··· MATERIAL TO PROCESS

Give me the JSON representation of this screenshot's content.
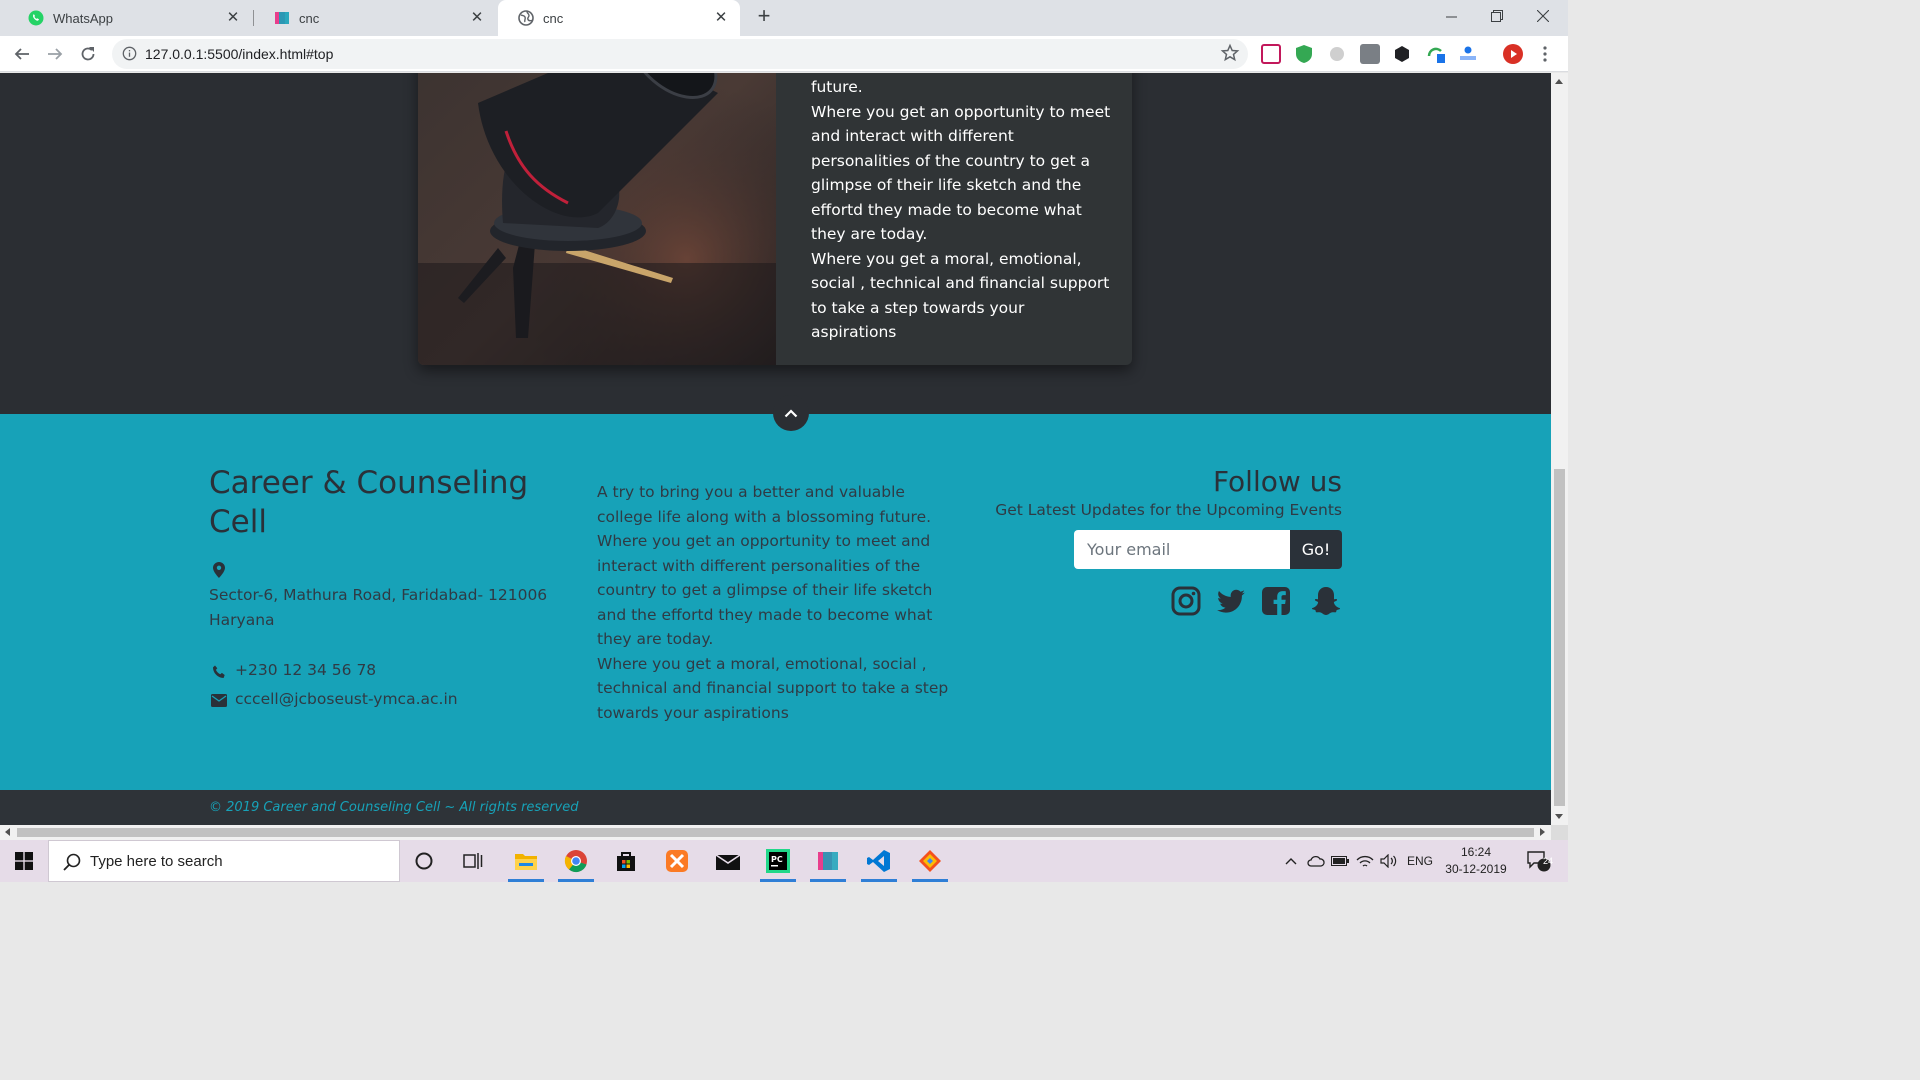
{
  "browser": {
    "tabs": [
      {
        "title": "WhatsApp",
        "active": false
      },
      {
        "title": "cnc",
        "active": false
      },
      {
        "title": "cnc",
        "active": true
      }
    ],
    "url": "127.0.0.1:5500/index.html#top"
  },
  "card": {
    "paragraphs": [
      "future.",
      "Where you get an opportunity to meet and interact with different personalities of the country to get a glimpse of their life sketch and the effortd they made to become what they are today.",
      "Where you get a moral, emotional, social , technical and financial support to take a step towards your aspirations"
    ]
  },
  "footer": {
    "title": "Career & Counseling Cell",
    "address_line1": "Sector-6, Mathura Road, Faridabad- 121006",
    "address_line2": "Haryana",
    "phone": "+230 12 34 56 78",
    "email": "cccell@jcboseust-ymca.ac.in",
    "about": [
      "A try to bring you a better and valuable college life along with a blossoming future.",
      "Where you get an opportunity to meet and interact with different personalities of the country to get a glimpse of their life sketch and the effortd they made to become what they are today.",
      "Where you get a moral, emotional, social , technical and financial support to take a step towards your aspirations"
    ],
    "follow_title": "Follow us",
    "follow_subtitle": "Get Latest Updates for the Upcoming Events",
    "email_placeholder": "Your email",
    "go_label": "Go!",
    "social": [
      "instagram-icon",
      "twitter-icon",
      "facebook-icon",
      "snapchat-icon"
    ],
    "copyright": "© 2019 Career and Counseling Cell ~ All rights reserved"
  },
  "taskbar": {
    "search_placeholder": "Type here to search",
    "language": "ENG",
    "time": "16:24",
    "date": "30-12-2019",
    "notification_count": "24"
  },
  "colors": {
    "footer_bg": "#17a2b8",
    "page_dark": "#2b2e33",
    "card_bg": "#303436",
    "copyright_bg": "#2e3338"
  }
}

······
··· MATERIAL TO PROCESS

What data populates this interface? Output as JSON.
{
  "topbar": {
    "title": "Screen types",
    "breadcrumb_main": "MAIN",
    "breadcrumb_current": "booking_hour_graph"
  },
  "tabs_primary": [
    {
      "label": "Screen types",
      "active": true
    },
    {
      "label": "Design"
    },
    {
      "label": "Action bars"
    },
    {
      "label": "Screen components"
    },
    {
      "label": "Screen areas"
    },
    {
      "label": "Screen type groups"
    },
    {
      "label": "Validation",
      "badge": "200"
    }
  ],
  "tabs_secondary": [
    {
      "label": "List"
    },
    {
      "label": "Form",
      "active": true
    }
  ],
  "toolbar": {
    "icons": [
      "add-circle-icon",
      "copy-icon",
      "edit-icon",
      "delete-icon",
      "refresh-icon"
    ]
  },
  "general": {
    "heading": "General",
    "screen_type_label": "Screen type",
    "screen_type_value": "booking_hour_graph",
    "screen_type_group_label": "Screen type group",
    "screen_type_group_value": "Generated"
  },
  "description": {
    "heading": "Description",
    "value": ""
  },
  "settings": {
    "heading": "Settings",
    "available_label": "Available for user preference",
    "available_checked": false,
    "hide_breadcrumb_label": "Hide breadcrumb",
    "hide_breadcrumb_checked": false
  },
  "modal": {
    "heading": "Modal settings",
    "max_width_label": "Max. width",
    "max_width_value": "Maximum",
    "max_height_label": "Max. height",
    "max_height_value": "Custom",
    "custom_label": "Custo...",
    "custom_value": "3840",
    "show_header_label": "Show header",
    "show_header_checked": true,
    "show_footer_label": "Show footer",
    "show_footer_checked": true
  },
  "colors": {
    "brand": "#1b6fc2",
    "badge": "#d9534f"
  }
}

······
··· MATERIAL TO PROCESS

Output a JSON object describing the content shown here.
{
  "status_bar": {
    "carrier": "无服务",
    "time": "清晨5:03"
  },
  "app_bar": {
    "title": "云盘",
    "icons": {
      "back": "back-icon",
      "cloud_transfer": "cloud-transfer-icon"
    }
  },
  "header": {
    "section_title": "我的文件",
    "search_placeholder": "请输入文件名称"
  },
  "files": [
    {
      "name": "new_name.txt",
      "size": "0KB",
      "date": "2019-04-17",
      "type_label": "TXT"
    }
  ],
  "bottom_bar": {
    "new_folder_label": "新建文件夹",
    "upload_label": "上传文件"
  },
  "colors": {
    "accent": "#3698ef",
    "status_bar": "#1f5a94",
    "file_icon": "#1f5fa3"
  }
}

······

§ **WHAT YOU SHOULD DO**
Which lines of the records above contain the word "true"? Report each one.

§ **OUTPUT BELOW**
        "active": true
      "active": true
      "active": true
    "show_header_checked": true,
    "show_footer_checked": true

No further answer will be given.